The County of Maui’s liquor rules state very clearly that it’s not
enough if a licensee’s staff simply takes note that one of their
customers may be drunk. Nor is it enough if the licensee’s staff
engages in what the industry calls “slow service,” even to the point of
pretending not to hear the customer’s request for another drink. In
fact, it’s not even enough if the licensee cuts off a potential drunk:
under Maui’s liquor rules, all licensees must physically remove from
the premises any customer they consider to be intoxicated. To do less
than that is to invite serious fines and penalties.
Mulligan’s at the Wharf found this out during the Apr. 5, 2007
Liquor Control Adjudication Board hearing.
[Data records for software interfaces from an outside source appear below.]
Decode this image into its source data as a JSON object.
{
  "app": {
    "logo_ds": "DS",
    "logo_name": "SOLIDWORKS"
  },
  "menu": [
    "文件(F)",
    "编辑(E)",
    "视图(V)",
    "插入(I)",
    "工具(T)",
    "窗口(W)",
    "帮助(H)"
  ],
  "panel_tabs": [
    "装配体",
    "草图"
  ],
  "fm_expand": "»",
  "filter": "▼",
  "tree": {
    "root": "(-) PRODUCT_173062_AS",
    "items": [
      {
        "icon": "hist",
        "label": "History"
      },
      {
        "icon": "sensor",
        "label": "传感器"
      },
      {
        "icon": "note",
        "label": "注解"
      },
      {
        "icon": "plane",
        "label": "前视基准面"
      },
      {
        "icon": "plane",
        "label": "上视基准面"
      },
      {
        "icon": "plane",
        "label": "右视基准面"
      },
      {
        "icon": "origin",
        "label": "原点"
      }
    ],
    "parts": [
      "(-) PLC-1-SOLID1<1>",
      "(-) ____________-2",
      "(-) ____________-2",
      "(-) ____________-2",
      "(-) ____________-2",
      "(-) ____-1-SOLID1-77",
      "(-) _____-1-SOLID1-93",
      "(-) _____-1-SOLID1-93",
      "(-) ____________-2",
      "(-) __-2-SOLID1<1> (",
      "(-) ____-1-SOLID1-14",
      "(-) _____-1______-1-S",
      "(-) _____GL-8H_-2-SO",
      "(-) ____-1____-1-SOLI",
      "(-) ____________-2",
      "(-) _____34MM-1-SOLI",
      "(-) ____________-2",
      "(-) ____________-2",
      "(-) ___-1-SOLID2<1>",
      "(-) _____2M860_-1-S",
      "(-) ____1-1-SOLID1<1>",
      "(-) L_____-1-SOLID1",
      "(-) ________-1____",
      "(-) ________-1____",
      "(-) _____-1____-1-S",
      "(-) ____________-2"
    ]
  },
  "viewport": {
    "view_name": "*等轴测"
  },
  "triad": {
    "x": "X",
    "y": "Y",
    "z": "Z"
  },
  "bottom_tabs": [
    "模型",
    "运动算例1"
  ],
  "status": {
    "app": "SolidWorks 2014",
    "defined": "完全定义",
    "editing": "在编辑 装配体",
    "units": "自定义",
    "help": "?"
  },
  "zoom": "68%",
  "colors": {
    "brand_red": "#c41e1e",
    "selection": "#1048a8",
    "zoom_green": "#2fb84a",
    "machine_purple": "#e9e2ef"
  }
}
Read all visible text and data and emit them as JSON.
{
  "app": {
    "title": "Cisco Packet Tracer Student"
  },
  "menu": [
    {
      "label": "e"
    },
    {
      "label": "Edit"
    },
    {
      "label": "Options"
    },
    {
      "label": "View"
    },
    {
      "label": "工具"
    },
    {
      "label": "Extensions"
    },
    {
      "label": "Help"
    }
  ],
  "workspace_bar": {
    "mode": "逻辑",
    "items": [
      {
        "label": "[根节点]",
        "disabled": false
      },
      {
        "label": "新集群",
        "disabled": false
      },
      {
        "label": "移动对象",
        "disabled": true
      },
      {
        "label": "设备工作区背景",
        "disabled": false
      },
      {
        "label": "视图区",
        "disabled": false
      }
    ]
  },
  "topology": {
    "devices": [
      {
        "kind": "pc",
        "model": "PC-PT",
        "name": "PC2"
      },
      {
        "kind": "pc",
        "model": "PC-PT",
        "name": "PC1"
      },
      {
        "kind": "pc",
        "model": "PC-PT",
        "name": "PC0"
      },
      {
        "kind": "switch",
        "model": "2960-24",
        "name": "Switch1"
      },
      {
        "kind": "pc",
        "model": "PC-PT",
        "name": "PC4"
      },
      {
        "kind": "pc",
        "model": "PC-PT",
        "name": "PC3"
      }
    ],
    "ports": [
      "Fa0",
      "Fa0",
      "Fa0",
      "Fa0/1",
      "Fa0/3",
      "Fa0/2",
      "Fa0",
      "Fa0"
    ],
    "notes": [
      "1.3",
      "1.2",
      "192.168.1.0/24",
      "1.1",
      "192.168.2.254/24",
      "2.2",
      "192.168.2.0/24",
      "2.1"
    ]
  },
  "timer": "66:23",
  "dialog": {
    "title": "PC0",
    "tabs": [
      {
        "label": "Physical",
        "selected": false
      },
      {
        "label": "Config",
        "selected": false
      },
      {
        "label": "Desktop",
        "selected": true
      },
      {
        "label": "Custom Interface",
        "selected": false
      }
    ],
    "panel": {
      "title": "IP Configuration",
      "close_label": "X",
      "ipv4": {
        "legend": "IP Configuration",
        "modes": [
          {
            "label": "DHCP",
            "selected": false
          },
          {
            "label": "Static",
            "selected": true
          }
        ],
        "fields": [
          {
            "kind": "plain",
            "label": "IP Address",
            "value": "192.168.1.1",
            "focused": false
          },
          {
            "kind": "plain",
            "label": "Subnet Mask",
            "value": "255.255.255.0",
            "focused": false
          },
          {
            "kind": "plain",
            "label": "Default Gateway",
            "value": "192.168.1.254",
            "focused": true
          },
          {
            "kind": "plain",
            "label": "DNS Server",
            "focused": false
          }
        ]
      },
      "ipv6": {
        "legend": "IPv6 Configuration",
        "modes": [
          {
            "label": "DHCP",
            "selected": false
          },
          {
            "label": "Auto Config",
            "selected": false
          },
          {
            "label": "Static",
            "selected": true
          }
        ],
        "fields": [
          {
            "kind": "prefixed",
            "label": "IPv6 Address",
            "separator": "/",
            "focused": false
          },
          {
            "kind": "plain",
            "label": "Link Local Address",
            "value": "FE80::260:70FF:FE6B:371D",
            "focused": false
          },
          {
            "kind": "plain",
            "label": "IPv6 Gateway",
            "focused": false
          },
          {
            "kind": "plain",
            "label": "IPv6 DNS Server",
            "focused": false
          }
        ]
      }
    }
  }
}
On June 14, 2006, the Maui
Police Department arrested a woman in Ka`anapali for driving under the
influence. An LC investigator subsequently asked where she’d been
drinking, and she said Mulligan’s (she had attended a fundraiser for a
young resident suffering from cancer).
At the Apr. 5 hearing Mulligan’s owner Kevin O’Kennedy argued over
how many drinks the woman actually consumed on the night in
question—his bartender said they served her two before “ignoring” her
request for a third; her husband said she’d had “three or four”—but he
conceded the point that his staff should have thrown her out when they
realized she was intoxicated.
“I’ve not been before this board before,” he told the nine members.
“She was coherent [though] she had a wobble in her wiggle… [But] the
letter of the law states that we recognized she was intoxicated and
that she was not allowed to stay.”
And that’s why Mulligan’s was in the dock. O’Kennedy’s staff tagged
a customer as intoxicated and even stopped serving her, but because
they didn’t kick her out the hammer was going to fall on them.
After nearly half an hour of deliberation, the board returned with
exactly the punishment asked for by Deputy Prosecuting Attorney Andrew
Martin: $4,000 in fines, with half that amount suspended if Mulligan’s
can avoid a similar violation for a year.